No matter how far along you are in your fostering journey, you’ve likely heard of the term ‘safeguarding.’
At Compass, our top priority is ensuring the health, safety, and well-being of every child in our care. We work hard to improve the outcomes of our children and young people, and we expect all our foster carers to share the same commitment to safeguarding the children in our care.
But what does safeguarding mean, and how exactly does it protect our foster carers and the children in our care?
What is Safeguarding?
In a nutshell, safeguarding refers to the measures taken to promote the wellbeing, safety and human rights of individuals, helping them to live free from abuse, harm and neglect.
When it comes to children, safeguarding policies and procedures exist to make sure that every child – regardless of their age, gender, sexuality, disability, race, religion, or belief – is protected from harm or maltreatment.
Safeguarding children also means actively advocating for their health and development, ensuring that all children receive safe and effective care while growing up – no matter their background or familial or personal circumstances.

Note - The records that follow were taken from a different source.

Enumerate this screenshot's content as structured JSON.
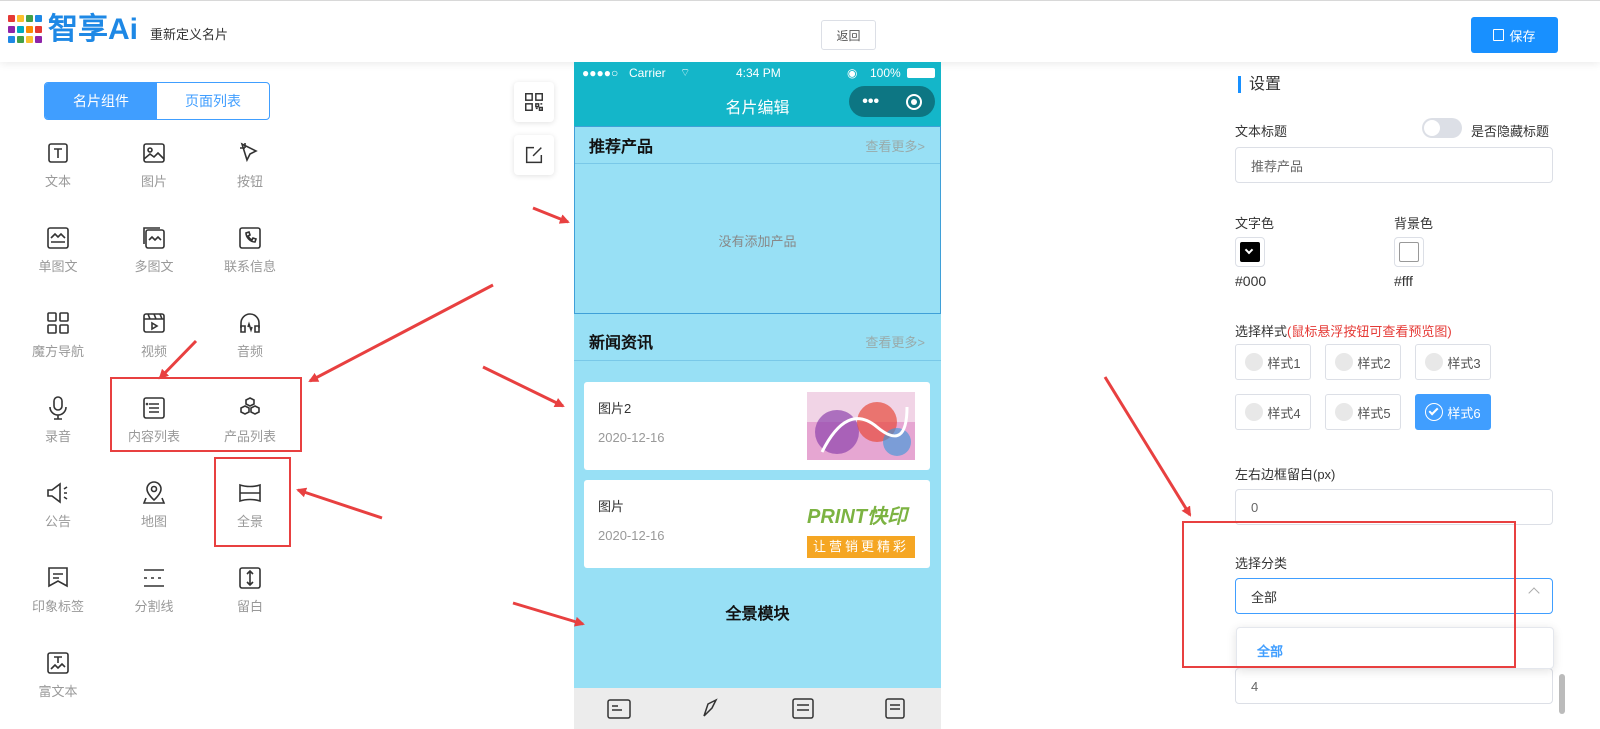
{
  "header": {
    "logo_text": "智享Ai",
    "subtitle": "重新定义名片",
    "back_label": "返回",
    "save_label": "保存"
  },
  "left_tabs": [
    "名片组件",
    "页面列表"
  ],
  "components": [
    {
      "label": "文本",
      "icon": "text-icon"
    },
    {
      "label": "图片",
      "icon": "image-icon"
    },
    {
      "label": "按钮",
      "icon": "button-pointer-icon"
    },
    {
      "label": "单图文",
      "icon": "single-article-icon"
    },
    {
      "label": "多图文",
      "icon": "multi-article-icon"
    },
    {
      "label": "联系信息",
      "icon": "contact-icon"
    },
    {
      "label": "魔方导航",
      "icon": "grid-nav-icon"
    },
    {
      "label": "视频",
      "icon": "video-icon"
    },
    {
      "label": "音频",
      "icon": "headphones-icon"
    },
    {
      "label": "录音",
      "icon": "microphone-icon"
    },
    {
      "label": "内容列表",
      "icon": "list-icon"
    },
    {
      "label": "产品列表",
      "icon": "cubes-icon"
    },
    {
      "label": "公告",
      "icon": "announcement-icon"
    },
    {
      "label": "地图",
      "icon": "map-pin-icon"
    },
    {
      "label": "全景",
      "icon": "panorama-icon"
    },
    {
      "label": "印象标签",
      "icon": "tag-icon"
    },
    {
      "label": "分割线",
      "icon": "divider-icon"
    },
    {
      "label": "留白",
      "icon": "whitespace-icon"
    },
    {
      "label": "富文本",
      "icon": "rich-text-icon"
    }
  ],
  "phone": {
    "status": {
      "signal": "●●●●○",
      "carrier": "Carrier",
      "time": "4:34 PM",
      "battery": "100%"
    },
    "nav_title": "名片编辑",
    "capsule_more": "•••",
    "products": {
      "title": "推荐产品",
      "more": "查看更多>",
      "empty": "没有添加产品"
    },
    "news": {
      "title": "新闻资讯",
      "more": "查看更多>",
      "items": [
        {
          "title": "图片2",
          "date": "2020-12-16"
        },
        {
          "title": "图片",
          "date": "2020-12-16",
          "img_text_top": "PRINT快印",
          "img_text_bottom": "让营销更精彩"
        }
      ]
    },
    "panorama_title": "全景模块"
  },
  "settings": {
    "title": "设置",
    "text_title_label": "文本标题",
    "hide_title_label": "是否隐藏标题",
    "text_title_value": "推荐产品",
    "text_color_label": "文字色",
    "bg_color_label": "背景色",
    "text_color_value": "#000",
    "bg_color_value": "#fff",
    "style_label": "选择样式",
    "style_hint": "(鼠标悬浮按钮可查看预览图)",
    "styles": [
      "样式1",
      "样式2",
      "样式3",
      "样式4",
      "样式5",
      "样式6"
    ],
    "selected_style": "样式6",
    "padding_label": "左右边框留白(px)",
    "padding_value": "0",
    "category_label": "选择分类",
    "category_value": "全部",
    "dropdown_option": "全部",
    "last_value": "4"
  },
  "colors": {
    "accent": "#1890ff",
    "phone_bar": "#14b6c9",
    "phone_bg": "#98e0f5",
    "annotation_red": "#e84040"
  }
}
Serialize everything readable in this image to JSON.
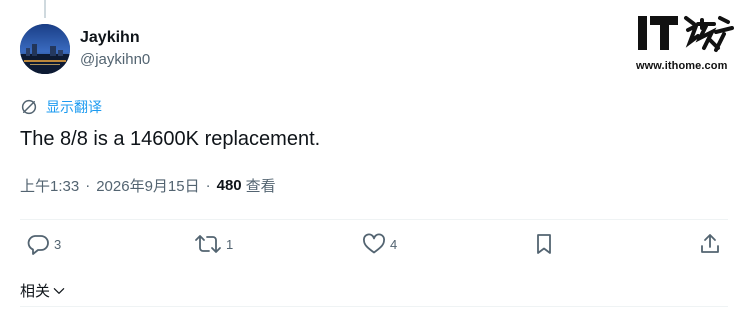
{
  "author": {
    "display_name": "Jaykihn",
    "handle": "@jaykihn0"
  },
  "watermark": {
    "logo_text": "IT之家",
    "url": "www.ithome.com"
  },
  "translate_label": "显示翻译",
  "tweet_text": "The 8/8 is a 14600K replacement.",
  "meta": {
    "time": "上午1:33",
    "separator": "·",
    "date": "2026年9月15日",
    "views_count": "480",
    "views_label": "查看"
  },
  "actions": {
    "replies": "3",
    "retweets": "1",
    "likes": "4"
  },
  "related_label": "相关",
  "colors": {
    "accent": "#1d9bf0",
    "muted": "#536471",
    "text": "#0f1419",
    "divider": "#eff3f4"
  },
  "icons": [
    "translate-icon",
    "reply-icon",
    "retweet-icon",
    "like-icon",
    "bookmark-icon",
    "share-icon",
    "chevron-down-icon"
  ]
}
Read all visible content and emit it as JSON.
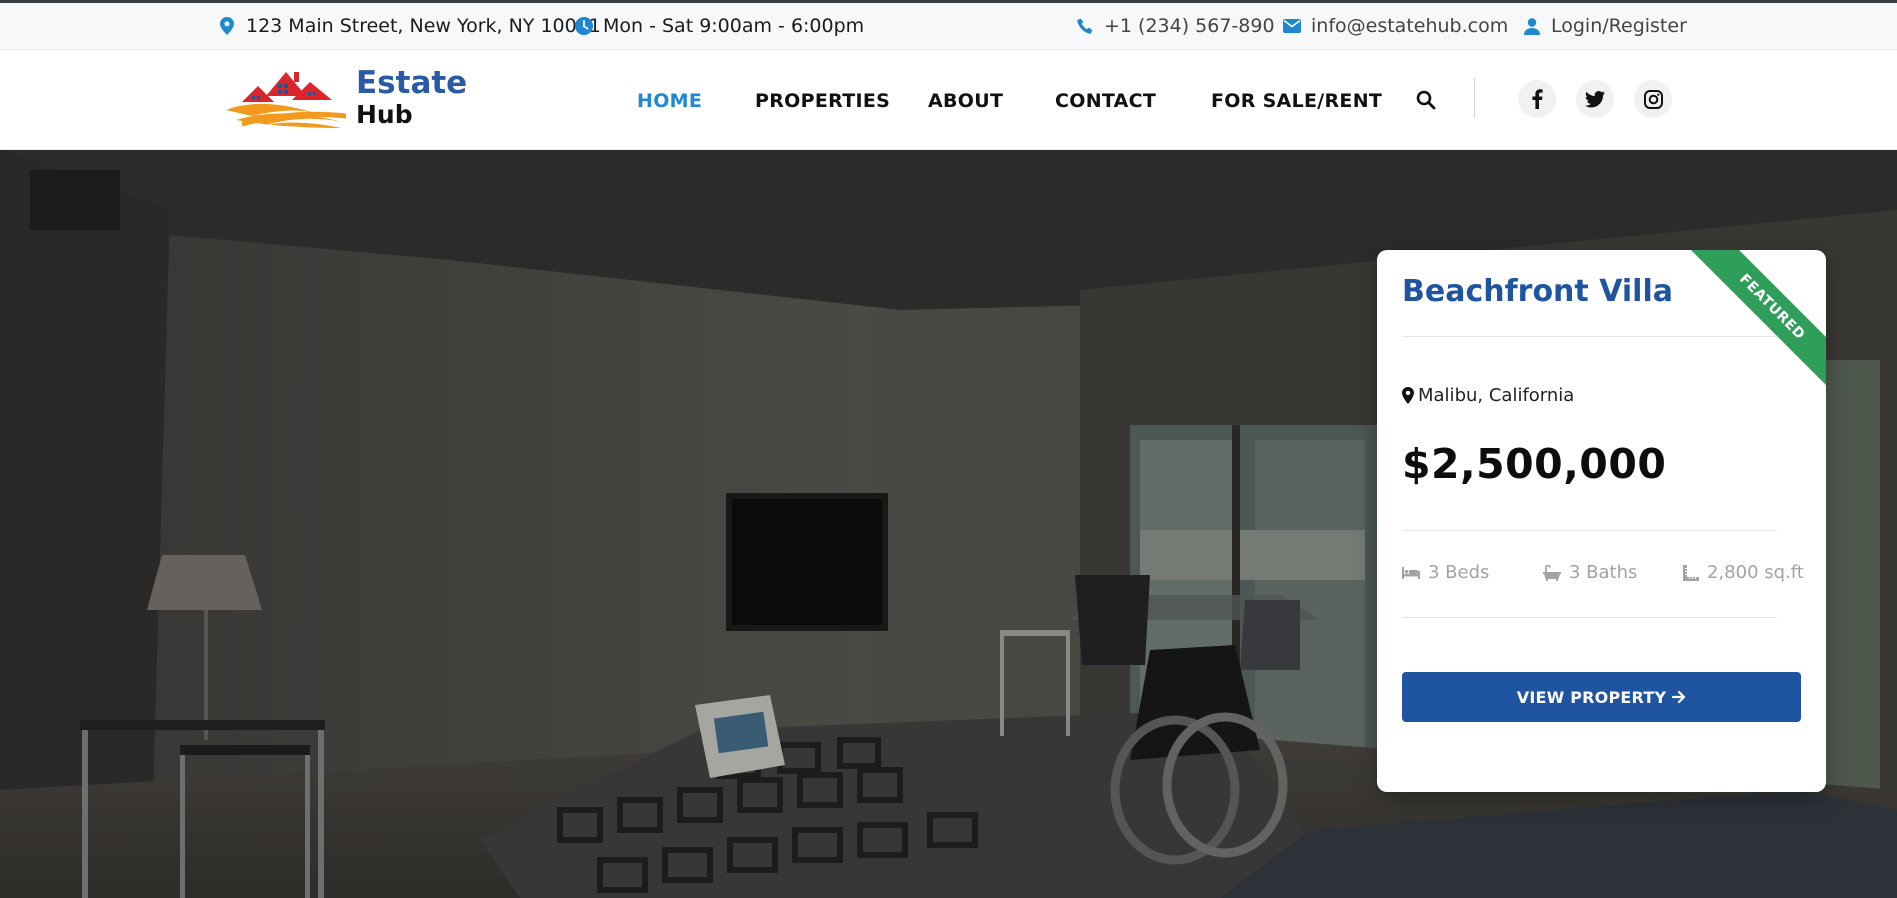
{
  "topbar": {
    "address": "123 Main Street, New York, NY 10001",
    "hours": "Mon - Sat 9:00am - 6:00pm",
    "phone": "+1 (234) 567-890",
    "email": "info@estatehub.com",
    "account": "Login/Register"
  },
  "brand": {
    "line1": "Estate",
    "line2": "Hub"
  },
  "nav": {
    "items": [
      "HOME",
      "PROPERTIES",
      "ABOUT",
      "CONTACT",
      "FOR SALE/RENT"
    ],
    "active": "HOME"
  },
  "social": [
    "facebook-icon",
    "twitter-icon",
    "instagram-icon"
  ],
  "card": {
    "ribbon": "FEATURED",
    "title": "Beachfront Villa",
    "location": "Malibu, California",
    "price": "$2,500,000",
    "beds": "3 Beds",
    "baths": "3 Baths",
    "area": "2,800 sq.ft",
    "button": "VIEW PROPERTY"
  },
  "colors": {
    "accent": "#1e88d0",
    "brand_blue": "#1f55a0",
    "ribbon_green": "#2e9e5a",
    "logo_red": "#d8262b",
    "logo_orange": "#f29a1d"
  }
}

Ultimately, the aim of safeguarding is to ensure that children feel safe and are safe, which is why safeguarding is so important when it comes to foster care.
What Are Some Examples of Safeguarding Issues?
Safeguarding issues include anything that may pose a risk to the health, safety, or wellbeing of an individual.
For children in foster care, safety risks might come in a variety of different forms both inside and outside of the home. They may occur in real life, or online.
Some of the safeguarding risks for children include:
- Poor supervision
- Emotional abuse
- Physical abuse
- Sexual abuse
- Domestic Violence
- Online Cyberbullying
- Gang Involvement
- Forced Marriage
These issues all pose a significant and detrimental risk to the safety and wellbeing of children, threatening to impair their physical, intellectual, emotional, and social development.
How Does Safeguarding Apply to Foster Carers?
Being aware of safeguarding and its procedures and policies is essential for any individual that works or volunteers with children and young people.
In the UK, safeguarding is part of Government law, which is why it is mandatory that all individuals working with children undergo safeguarding training.
All foster carers have a duty of care to their foster children, meaning they must consistently and actively work toward ensuring safeguarding policies are upheld. The role of a foster carer involves cultivating a safe and positive environment within which vulnerable children can grow and develop into well-rounded individuals.
As a foster carer, you are expected to encourage the children in your care to take appropriate and sensible risks that contribute to normal childhood development and experiences. Part of this involves helping your young people to understand how they can keep themselves safe when interacting with the world.
This also means being aware and alert to any potential risks facing a foster child that might cause them harm, following the correct protocols and procedures to ensure that the children in your care are kept safe and secure.
Does Safeguarding Protect Foster Carers too?
Children in foster care have often experienced varying degrees of trauma and instability throughout their lives. This can cause a wide range of emotional and behavioural issues, which, at times, can be challenging for foster carers to manage.
Sometimes, allegations of misconduct are made against foster carers – either by their foster children, members of the fostering household, or other individuals involved. These allegations assert that the foster carer has or may have behaved in a way that has caused harm to the child.
Following safeguarding policies should help to avoid allegations like these being made, ensuring that foster carers are always behaving in a manner that promotes the wellbeing of their children.
Part of safeguarding in foster care also involves keeping a daily log that records any and all happenings that occur within the foster home. These logs might record the details of disagreements or a foster child’s behaviour, helping to provide greater understanding of certain events, should any allegations be made.
What Kind of Support Does Compass Provide?
At Compass, we take the safety of our children, foster carers, and staff very seriously; our safeguarding policies make sure that all those in our community – including our staff, foster carers, and children – can work and live within a safe and supportive environment.
As a foster carer with Compass, you will receive a comprehensive range of high-quality training to help support you throughout your fostering journey, including essential safeguarding training.
Every member of our community is given full guidance to help them protect the children in our care, working together to safeguard our children and support them in achieving better outcomes. Our foster carers have access to 24/7 support from our team of childcare professionals, ensuring they are able to provide the best care possible for our children.
If you think you could make a difference to the life of a young person, and are interested in becoming a foster carer, you can get in touch with us here.